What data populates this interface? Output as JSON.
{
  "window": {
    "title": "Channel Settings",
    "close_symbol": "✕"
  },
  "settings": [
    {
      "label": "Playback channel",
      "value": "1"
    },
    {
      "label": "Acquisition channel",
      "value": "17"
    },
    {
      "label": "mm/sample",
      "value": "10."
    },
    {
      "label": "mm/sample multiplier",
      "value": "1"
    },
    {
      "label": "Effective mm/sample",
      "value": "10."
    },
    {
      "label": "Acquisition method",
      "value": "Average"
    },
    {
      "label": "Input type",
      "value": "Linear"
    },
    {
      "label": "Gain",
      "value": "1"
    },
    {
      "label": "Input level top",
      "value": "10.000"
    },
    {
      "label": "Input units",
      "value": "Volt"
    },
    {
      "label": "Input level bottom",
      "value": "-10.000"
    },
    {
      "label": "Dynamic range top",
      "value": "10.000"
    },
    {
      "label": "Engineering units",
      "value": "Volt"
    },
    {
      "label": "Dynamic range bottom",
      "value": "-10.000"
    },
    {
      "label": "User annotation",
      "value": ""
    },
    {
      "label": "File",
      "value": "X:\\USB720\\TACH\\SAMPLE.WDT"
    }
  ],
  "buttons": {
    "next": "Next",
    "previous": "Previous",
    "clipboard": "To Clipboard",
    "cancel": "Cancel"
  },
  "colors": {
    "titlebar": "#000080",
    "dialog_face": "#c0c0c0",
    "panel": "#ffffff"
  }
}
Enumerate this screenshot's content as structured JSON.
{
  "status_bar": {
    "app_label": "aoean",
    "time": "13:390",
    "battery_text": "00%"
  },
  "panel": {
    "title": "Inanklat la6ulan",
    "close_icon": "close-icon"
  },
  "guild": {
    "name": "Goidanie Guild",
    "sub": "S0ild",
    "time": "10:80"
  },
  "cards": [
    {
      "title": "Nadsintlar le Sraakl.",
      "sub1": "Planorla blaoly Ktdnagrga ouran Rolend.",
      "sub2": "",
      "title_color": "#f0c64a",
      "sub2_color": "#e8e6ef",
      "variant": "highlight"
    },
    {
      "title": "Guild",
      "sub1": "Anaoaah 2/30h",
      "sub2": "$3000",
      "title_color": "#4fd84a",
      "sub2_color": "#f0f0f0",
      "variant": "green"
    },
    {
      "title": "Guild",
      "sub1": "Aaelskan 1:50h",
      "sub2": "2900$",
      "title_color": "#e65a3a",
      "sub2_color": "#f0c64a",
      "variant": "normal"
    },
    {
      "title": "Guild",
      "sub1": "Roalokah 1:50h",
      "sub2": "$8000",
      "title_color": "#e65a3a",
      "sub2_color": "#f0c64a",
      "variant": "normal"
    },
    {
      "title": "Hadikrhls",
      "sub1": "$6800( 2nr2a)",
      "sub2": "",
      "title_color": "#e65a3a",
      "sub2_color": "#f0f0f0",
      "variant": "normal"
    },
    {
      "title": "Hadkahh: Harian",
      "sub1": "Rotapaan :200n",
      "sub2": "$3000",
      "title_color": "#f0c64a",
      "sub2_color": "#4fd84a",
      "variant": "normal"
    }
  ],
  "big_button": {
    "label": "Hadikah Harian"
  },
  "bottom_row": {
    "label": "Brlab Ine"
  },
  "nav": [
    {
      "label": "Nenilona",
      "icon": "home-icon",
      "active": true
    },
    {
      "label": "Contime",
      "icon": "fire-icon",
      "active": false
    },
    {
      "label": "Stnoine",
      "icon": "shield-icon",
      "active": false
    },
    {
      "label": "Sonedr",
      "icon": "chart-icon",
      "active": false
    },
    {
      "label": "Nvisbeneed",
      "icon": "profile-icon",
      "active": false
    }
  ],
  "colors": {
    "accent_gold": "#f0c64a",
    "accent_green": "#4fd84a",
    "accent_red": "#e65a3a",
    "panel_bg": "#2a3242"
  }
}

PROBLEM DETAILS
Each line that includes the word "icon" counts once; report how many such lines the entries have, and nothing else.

REPLY
6